For higher-earning Americans, the transition to Roth accounts means losing the upfront tax break offered by traditional 401(k) plans. This change is likely to increase their near-term tax liability.

Additionally, those who continue with catch-up contributions but are further along in their careers and have higher incomes may see their take-home pay reduced. This is because Roth contributions are taxed differently, requiring more upfront payment.

Retirement Planning Considerations

Many individuals choose traditional 401(k) plans over Roth accounts because they anticipate being in a lower tax bracket in retirement. However, high earners with substantial 401(k) and traditional IRA balances may find themselves in the same or higher tax bracket when required minimum distributions begin. In such cases, the tax-free growth of Roth accounts becomes more attractive.

Flexibility and Penalty Considerations

While Roth accounts offer tax-free growth and withdrawals in retirement, there are limitations. Withdrawals of Roth earnings before age 59.5 and before the account has been open for five years may incur penalties. Despite this, Roth accounts offer more flexibility than traditional 401(k) plans, allowing contributions to be withdrawn at any age, for any reason, without taxes or penalties.

Transition Period and Implementation

Originally set to take effect immediately, the changes to catch-up contributions outlined in the SECURE 2.0 Act were delayed due to concerns raised by many companies regarding the implementation timeline.

The IRS announced a two-year transition period in August 2023 to allow high-income earners time to consider their options and adjust their retirement savings strategies accordingly.

In conclusion, the shift towards Roth accounts represents a significant change in retirement savings strategies, particularly for higher-earning individuals. Understanding these changes and their implications is crucial for effective retirement planning.

Leah Hendricks is a Senior Editor at VOU ( Finance, running newsletters.
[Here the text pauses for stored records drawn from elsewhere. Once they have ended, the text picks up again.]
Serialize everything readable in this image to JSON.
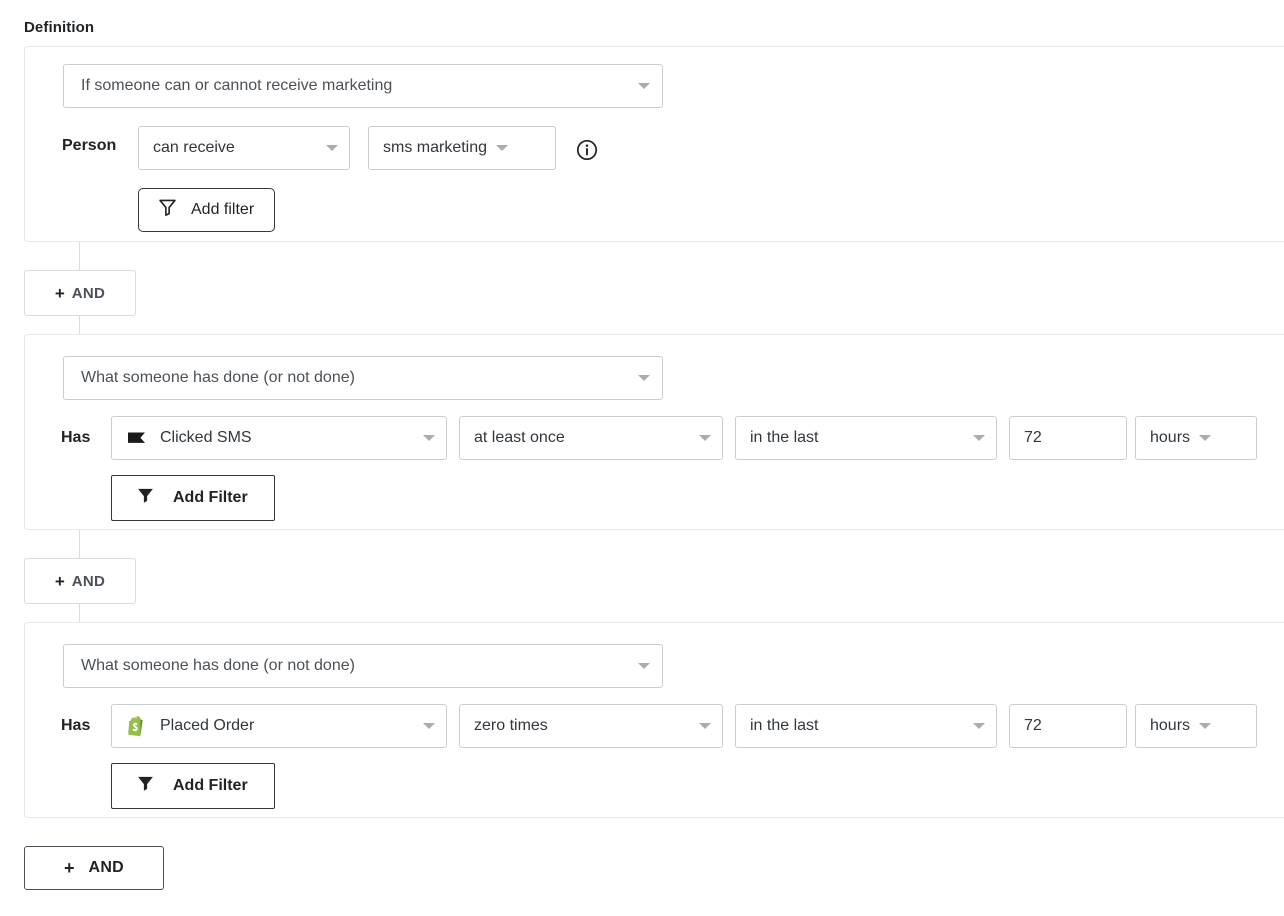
{
  "section": {
    "title": "Definition"
  },
  "colors": {
    "border": "#c9ced3",
    "card_border": "#e6e8eb",
    "text": "#1f2326",
    "muted_text": "#4b5157",
    "caret": "#a7adb3",
    "shopify_green": "#95BF47",
    "sms_black": "#1a1a1a"
  },
  "groups": [
    {
      "type_select": {
        "value": "If someone can or cannot receive marketing",
        "icon": "chevron-down-icon"
      },
      "row_label": "Person",
      "fields": [
        {
          "name": "consent-operator-select",
          "value": "can receive",
          "icon": "chevron-down-icon"
        },
        {
          "name": "consent-channel-select",
          "value": "sms marketing",
          "icon": "chevron-down-icon"
        }
      ],
      "info_icon": "info-circle-icon",
      "add_filter": {
        "label": "Add filter",
        "icon": "filter-outline-icon"
      }
    },
    {
      "type_select": {
        "value": "What someone has done (or not done)",
        "icon": "chevron-down-icon"
      },
      "row_label": "Has",
      "metric": {
        "label": "Clicked SMS",
        "icon": "sms-flag-icon",
        "icon_color": "#1a1a1a"
      },
      "frequency": {
        "value": "at least once",
        "icon": "chevron-down-icon"
      },
      "timeframe": {
        "value": "in the last",
        "icon": "chevron-down-icon"
      },
      "amount": {
        "value": "72"
      },
      "unit": {
        "value": "hours",
        "icon": "chevron-down-icon"
      },
      "add_filter": {
        "label": "Add Filter",
        "icon": "filter-solid-icon"
      }
    },
    {
      "type_select": {
        "value": "What someone has done (or not done)",
        "icon": "chevron-down-icon"
      },
      "row_label": "Has",
      "metric": {
        "label": "Placed Order",
        "icon": "shopify-bag-icon",
        "icon_color": "#95BF47"
      },
      "frequency": {
        "value": "zero times",
        "icon": "chevron-down-icon"
      },
      "timeframe": {
        "value": "in the last",
        "icon": "chevron-down-icon"
      },
      "amount": {
        "value": "72"
      },
      "unit": {
        "value": "hours",
        "icon": "chevron-down-icon"
      },
      "add_filter": {
        "label": "Add Filter",
        "icon": "filter-solid-icon"
      }
    }
  ],
  "and_chips": [
    {
      "plus": "+",
      "label": "AND"
    },
    {
      "plus": "+",
      "label": "AND"
    }
  ],
  "and_button": {
    "plus": "+",
    "label": "AND"
  }
}
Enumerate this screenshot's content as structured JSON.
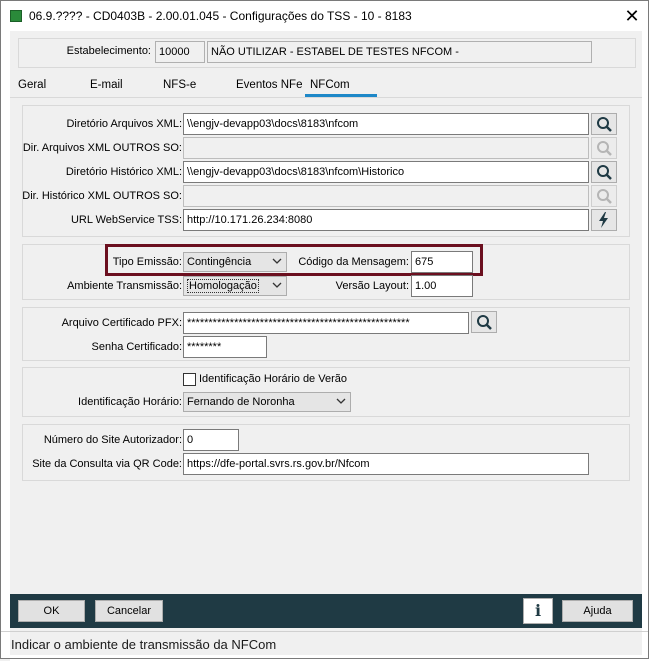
{
  "window": {
    "title": "06.9.???? - CD0403B - 2.00.01.045 - Configurações do TSS - 10 - 8183",
    "close_glyph": "✕"
  },
  "establishment": {
    "label": "Estabelecimento:",
    "code": "10000",
    "name": "NÃO UTILIZAR - ESTABEL DE TESTES NFCOM -"
  },
  "tabs": [
    {
      "label": "Geral",
      "active": false
    },
    {
      "label": "E-mail",
      "active": false
    },
    {
      "label": "NFS-e",
      "active": false
    },
    {
      "label": "Eventos NFe",
      "active": false
    },
    {
      "label": "NFCom",
      "active": true
    }
  ],
  "paths": {
    "dir_xml": {
      "label": "Diretório Arquivos XML:",
      "value": "\\\\engjv-devapp03\\docs\\8183\\nfcom"
    },
    "dir_xml_other": {
      "label": "Dir. Arquivos XML OUTROS SO:",
      "value": ""
    },
    "dir_hist": {
      "label": "Diretório Histórico XML:",
      "value": "\\\\engjv-devapp03\\docs\\8183\\nfcom\\Historico"
    },
    "dir_hist_other": {
      "label": "Dir. Histórico XML OUTROS SO:",
      "value": ""
    },
    "url_ws": {
      "label": "URL WebService TSS:",
      "value": "http://10.171.26.234:8080"
    }
  },
  "emission": {
    "tipo_label": "Tipo Emissão:",
    "tipo_value": "Contingência",
    "codigo_label": "Código da Mensagem:",
    "codigo_value": "675",
    "ambiente_label": "Ambiente Transmissão:",
    "ambiente_value": "Homologação",
    "versao_label": "Versão Layout:",
    "versao_value": "1.00"
  },
  "certificate": {
    "arquivo_label": "Arquivo Certificado PFX:",
    "arquivo_value": "****************************************************",
    "senha_label": "Senha Certificado:",
    "senha_value": "********"
  },
  "time": {
    "horario_verao_label": "Identificação Horário de Verão",
    "ident_label": "Identificação Horário:",
    "ident_value": "Fernando de Noronha"
  },
  "site": {
    "numero_label": "Número do Site Autorizador:",
    "numero_value": "0",
    "qr_label": "Site da Consulta via QR Code:",
    "qr_value": "https://dfe-portal.svrs.rs.gov.br/Nfcom"
  },
  "footer": {
    "ok": "OK",
    "cancel": "Cancelar",
    "help": "Ajuda",
    "info_glyph": "i"
  },
  "status_text": "Indicar o ambiente de transmissão da NFCom",
  "colors": {
    "highlight_box": "#6b0f1f",
    "tab_underline": "#1e88c8",
    "footer_bar": "#1f3a44"
  }
}
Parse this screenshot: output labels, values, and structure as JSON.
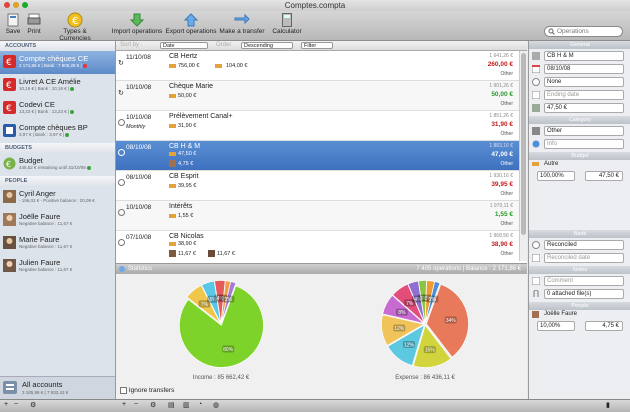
{
  "window": {
    "title": "Comptes.compta"
  },
  "toolbar": {
    "save": "Save",
    "print": "Print",
    "types": "Types & Currencies",
    "import": "Import operations",
    "export": "Export operations",
    "transfer": "Make a transfer",
    "calculator": "Calculator",
    "search_placeholder": "Operations"
  },
  "sidebar": {
    "accounts_header": "ACCOUNTS",
    "budgets_header": "BUDGETS",
    "people_header": "PEOPLE",
    "accounts": [
      {
        "name": "Compte chèques CE",
        "sub": "2 171,86 € | Bank : 7 905,28 € |"
      },
      {
        "name": "Livret A CE Amélie",
        "sub": "10,16 € | Bank : 10,16 € |"
      },
      {
        "name": "Codevi CE",
        "sub": "13,23 € | Bank : 13,23 € |"
      },
      {
        "name": "Compte chèques BP",
        "sub": "3,97 € | Bank : 3,97 € |"
      }
    ],
    "budgets": [
      {
        "name": "Budget",
        "sub": "445,52 € remaining until 31/10/08"
      }
    ],
    "people": [
      {
        "name": "Cyril Anger",
        "sub": "- 196,02 € - Positive balance : 20,09 €"
      },
      {
        "name": "Joëlle Faure",
        "sub": "Negative balance : 11,67 €"
      },
      {
        "name": "Marie Faure",
        "sub": "Negative balance : 11,67 €"
      },
      {
        "name": "Julien Faure",
        "sub": "Negative balance : 11,67 €"
      }
    ],
    "all_accounts": {
      "name": "All accounts",
      "sub": "3 185,96 € | 7 932,42 €"
    }
  },
  "filters": {
    "sort_label": "Sort by :",
    "sort_field": "Date",
    "order_label": "Order",
    "order": "Descending",
    "filter": "Filter"
  },
  "operations": [
    {
      "date": "11/10/08",
      "title": "CB Hertz",
      "a1": "756,00 €",
      "a2": "104,00 €",
      "balance": "1 641,26 €",
      "amount": "260,00 €",
      "cls": "red",
      "cat": "Other",
      "freq": ""
    },
    {
      "date": "10/10/08",
      "title": "Chèque Marie",
      "a1": "50,00 €",
      "a2": "",
      "balance": "1 901,26 €",
      "amount": "50,00 €",
      "cls": "green",
      "cat": "Other",
      "freq": ""
    },
    {
      "date": "10/10/08",
      "title": "Prélèvement Canal+",
      "a1": "31,90 €",
      "a2": "",
      "balance": "1 851,26 €",
      "amount": "31,90 €",
      "cls": "red",
      "cat": "Other",
      "freq": "Monthly"
    },
    {
      "date": "08/10/08",
      "title": "CB H & M",
      "a1": "47,50 €",
      "a2": "",
      "balance": "1 883,16 €",
      "amount": "47,00 €",
      "cls": "",
      "cat": "Other",
      "freq": "",
      "extra": "4,75 €"
    },
    {
      "date": "08/10/08",
      "title": "CB Esprit",
      "a1": "39,95 €",
      "a2": "",
      "balance": "1 930,16 €",
      "amount": "39,95 €",
      "cls": "red",
      "cat": "Other",
      "freq": ""
    },
    {
      "date": "10/10/08",
      "title": "Intérêts",
      "a1": "1,55 €",
      "a2": "",
      "balance": "1 970,11 €",
      "amount": "1,55 €",
      "cls": "green",
      "cat": "Other",
      "freq": ""
    },
    {
      "date": "07/10/08",
      "title": "CB Nicolas",
      "a1": "38,90 €",
      "a2": "",
      "balance": "1 968,56 €",
      "amount": "38,90 €",
      "cls": "red",
      "cat": "Other",
      "freq": "",
      "extra": "11,67 €",
      "extra2": "11,67 €"
    }
  ],
  "stats": {
    "title": "Statistics",
    "summary": "7 405 operations | Balance : 2 171,86 €",
    "income_label": "Income : 85 662,42 €",
    "expense_label": "Expense : 86 436,11 €",
    "ignore_transfers": "Ignore transfers"
  },
  "chart_data": [
    {
      "type": "pie",
      "title": "Income : 85 662,42 €",
      "labels": [
        "80%",
        "7%",
        "5%",
        "4%",
        "2%",
        "2%"
      ],
      "values": [
        80,
        7,
        5,
        4,
        2,
        2
      ],
      "colors": [
        "#7ed32a",
        "#f0c74a",
        "#58c8e6",
        "#e55a5a",
        "#f0a048",
        "#a77ad6"
      ]
    },
    {
      "type": "pie",
      "title": "Expense : 86 436,11 €",
      "labels": [
        "34%",
        "15%",
        "12%",
        "12%",
        "8%",
        "7%",
        "4%",
        "3%",
        "3%",
        "2%"
      ],
      "values": [
        34,
        15,
        12,
        12,
        8,
        7,
        4,
        3,
        3,
        2
      ],
      "colors": [
        "#e8795a",
        "#d1d43c",
        "#5cc9e0",
        "#f0c45a",
        "#c76ad1",
        "#e34d7a",
        "#8f6fd2",
        "#89c540",
        "#f09a30",
        "#4a8fd8"
      ]
    }
  ],
  "details": {
    "general": "General",
    "title": "CB H & M",
    "date": "08/10/08",
    "repeat": "None",
    "ending": "Ending date",
    "amount": "47,50 €",
    "category_header": "Category",
    "category": "Other",
    "info": "Info",
    "budget_header": "Budget",
    "budget_name": "Autre",
    "budget_pct": "100,00%",
    "budget_amount": "47,50 €",
    "bank_header": "Bank",
    "reconciled": "Reconciled",
    "reconciled_date": "Reconciled date",
    "notes_header": "Notes",
    "comment": "Comment",
    "files": "0 attached file(s)",
    "people_header": "People",
    "person": "Joëlle Faure",
    "person_pct": "10,00%",
    "person_amount": "4,75 €"
  }
}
Follow her on Twitter @iam_leahhen.

Here are some resources for further information:

More on VOU